» **Requirement**
Check each line below for the word "Importovat", then please report how many lines have it and nothing more.
◆ ◆ ◆ ◆ ◆
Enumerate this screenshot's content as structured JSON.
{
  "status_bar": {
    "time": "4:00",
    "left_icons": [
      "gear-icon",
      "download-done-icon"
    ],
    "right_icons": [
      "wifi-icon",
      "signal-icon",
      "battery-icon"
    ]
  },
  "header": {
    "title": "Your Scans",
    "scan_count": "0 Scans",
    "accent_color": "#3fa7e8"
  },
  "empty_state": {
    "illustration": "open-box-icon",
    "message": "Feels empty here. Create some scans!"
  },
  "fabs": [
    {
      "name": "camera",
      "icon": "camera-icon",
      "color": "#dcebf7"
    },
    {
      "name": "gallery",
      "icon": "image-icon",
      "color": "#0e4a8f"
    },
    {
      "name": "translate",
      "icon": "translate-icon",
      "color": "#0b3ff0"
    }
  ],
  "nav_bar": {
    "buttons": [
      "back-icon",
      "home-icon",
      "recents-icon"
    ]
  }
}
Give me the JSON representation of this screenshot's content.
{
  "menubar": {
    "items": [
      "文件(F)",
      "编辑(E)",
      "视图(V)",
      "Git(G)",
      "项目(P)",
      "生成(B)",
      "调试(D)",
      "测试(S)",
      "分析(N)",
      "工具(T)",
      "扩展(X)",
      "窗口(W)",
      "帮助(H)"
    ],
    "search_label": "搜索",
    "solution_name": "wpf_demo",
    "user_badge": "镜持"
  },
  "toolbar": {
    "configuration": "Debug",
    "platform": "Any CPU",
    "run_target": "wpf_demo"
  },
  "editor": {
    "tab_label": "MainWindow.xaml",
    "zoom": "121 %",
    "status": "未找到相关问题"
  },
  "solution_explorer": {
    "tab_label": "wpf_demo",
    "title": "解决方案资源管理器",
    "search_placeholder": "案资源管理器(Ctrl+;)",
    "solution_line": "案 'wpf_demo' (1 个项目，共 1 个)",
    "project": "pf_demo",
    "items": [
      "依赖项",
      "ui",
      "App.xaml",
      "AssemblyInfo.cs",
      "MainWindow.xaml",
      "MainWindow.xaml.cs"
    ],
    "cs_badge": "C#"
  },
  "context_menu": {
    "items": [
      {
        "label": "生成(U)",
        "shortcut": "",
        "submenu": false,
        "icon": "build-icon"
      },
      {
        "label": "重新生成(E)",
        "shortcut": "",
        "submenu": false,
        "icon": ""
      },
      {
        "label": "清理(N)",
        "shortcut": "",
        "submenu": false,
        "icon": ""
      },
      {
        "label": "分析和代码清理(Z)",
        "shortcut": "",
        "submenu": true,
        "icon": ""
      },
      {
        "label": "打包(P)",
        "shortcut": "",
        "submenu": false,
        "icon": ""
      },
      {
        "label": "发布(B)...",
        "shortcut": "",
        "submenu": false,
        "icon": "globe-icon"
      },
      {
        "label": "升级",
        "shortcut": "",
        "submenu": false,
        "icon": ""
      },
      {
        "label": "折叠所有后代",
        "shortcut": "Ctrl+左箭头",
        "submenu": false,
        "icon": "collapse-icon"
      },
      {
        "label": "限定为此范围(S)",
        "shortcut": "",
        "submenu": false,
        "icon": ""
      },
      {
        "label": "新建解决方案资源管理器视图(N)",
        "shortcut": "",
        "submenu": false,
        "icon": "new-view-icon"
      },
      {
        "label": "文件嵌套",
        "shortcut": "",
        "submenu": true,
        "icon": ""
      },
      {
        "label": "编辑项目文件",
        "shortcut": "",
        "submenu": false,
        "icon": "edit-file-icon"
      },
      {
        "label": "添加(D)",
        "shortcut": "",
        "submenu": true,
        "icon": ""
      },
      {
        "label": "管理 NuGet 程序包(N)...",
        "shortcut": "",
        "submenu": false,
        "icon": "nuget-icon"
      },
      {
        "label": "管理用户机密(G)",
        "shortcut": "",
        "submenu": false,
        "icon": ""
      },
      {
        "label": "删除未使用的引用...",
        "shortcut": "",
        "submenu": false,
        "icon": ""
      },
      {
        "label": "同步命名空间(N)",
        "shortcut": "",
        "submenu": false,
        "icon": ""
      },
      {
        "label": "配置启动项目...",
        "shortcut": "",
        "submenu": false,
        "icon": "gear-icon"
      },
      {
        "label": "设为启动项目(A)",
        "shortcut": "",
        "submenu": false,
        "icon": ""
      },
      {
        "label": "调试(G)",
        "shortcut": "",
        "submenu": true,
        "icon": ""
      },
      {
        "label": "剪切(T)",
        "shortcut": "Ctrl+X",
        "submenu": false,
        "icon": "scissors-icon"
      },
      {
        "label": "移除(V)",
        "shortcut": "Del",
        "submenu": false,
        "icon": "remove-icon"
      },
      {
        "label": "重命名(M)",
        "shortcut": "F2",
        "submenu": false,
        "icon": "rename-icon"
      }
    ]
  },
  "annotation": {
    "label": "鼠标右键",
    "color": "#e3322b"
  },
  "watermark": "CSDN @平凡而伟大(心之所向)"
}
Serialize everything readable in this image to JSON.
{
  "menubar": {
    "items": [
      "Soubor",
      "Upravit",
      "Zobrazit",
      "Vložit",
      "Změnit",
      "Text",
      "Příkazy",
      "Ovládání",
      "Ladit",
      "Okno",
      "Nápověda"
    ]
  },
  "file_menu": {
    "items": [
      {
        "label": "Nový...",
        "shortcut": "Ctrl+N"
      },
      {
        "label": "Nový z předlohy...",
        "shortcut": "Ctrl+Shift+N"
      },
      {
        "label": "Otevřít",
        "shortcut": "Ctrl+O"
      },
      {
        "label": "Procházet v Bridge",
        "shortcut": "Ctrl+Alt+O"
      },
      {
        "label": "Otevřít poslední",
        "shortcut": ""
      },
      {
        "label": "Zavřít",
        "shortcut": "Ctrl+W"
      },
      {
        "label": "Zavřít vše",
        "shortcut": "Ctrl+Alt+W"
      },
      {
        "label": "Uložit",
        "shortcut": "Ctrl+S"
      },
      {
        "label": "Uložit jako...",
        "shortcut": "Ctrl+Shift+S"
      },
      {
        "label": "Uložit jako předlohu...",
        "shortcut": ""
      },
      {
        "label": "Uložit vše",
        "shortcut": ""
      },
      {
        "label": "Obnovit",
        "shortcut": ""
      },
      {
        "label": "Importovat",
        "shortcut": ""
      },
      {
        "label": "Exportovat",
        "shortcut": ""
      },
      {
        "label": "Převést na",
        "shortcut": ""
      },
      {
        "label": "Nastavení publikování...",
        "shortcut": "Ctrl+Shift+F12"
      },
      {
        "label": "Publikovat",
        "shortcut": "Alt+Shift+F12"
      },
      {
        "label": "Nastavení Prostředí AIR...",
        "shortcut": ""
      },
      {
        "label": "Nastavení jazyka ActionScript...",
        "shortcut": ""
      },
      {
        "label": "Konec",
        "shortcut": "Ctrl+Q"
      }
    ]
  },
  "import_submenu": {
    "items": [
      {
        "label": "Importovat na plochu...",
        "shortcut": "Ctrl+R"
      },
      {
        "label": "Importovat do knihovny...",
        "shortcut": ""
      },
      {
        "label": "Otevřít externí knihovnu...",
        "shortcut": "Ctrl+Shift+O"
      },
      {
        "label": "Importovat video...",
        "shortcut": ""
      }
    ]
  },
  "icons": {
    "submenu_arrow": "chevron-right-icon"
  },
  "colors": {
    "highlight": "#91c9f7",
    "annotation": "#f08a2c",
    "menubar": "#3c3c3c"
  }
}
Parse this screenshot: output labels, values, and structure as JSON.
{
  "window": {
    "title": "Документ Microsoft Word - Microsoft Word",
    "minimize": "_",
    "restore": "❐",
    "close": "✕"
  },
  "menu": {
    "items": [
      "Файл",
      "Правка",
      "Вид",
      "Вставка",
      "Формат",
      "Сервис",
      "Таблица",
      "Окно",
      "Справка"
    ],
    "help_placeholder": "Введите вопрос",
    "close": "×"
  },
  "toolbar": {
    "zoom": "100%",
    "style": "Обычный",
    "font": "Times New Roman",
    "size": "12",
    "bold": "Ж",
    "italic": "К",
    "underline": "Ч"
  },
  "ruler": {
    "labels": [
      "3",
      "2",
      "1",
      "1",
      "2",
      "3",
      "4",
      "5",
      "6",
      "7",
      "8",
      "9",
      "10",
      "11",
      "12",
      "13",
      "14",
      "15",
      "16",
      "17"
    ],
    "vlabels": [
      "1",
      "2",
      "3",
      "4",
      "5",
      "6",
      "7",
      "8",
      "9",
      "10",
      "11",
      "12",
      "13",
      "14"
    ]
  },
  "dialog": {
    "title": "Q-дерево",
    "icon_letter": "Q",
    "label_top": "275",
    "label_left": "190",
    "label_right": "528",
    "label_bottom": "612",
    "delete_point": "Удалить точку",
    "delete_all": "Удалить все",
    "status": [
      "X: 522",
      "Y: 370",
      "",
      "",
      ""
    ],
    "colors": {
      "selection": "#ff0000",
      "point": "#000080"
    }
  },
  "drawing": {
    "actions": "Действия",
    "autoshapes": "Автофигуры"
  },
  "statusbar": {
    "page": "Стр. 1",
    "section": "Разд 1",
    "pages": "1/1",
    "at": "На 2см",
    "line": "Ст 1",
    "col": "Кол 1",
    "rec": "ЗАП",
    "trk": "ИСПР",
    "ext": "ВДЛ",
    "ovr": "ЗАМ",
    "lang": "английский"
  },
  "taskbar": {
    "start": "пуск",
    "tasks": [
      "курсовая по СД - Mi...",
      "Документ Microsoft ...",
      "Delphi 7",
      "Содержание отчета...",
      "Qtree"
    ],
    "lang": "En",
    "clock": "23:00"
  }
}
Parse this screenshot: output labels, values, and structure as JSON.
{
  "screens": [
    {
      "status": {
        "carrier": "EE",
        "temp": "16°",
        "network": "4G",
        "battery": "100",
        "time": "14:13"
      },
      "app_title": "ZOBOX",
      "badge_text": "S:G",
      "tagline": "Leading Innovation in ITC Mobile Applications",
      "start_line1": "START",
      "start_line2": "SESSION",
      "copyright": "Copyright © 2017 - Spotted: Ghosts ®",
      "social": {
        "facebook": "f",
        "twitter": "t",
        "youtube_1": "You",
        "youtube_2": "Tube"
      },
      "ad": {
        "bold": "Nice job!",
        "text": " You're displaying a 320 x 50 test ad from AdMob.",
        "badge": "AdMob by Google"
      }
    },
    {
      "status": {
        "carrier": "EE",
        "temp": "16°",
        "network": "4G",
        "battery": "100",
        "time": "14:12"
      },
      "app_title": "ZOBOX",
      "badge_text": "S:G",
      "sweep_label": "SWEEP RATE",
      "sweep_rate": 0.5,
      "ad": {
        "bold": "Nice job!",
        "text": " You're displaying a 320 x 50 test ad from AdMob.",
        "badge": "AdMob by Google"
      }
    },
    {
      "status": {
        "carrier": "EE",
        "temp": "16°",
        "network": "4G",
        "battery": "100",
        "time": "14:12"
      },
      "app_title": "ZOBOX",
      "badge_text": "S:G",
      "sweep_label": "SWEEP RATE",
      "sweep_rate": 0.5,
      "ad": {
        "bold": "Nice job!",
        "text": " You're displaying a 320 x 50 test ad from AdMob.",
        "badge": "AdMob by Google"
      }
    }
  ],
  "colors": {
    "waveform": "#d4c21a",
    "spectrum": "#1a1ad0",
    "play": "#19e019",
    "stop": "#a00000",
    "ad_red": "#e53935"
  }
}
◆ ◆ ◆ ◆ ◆
» **Final answer**
4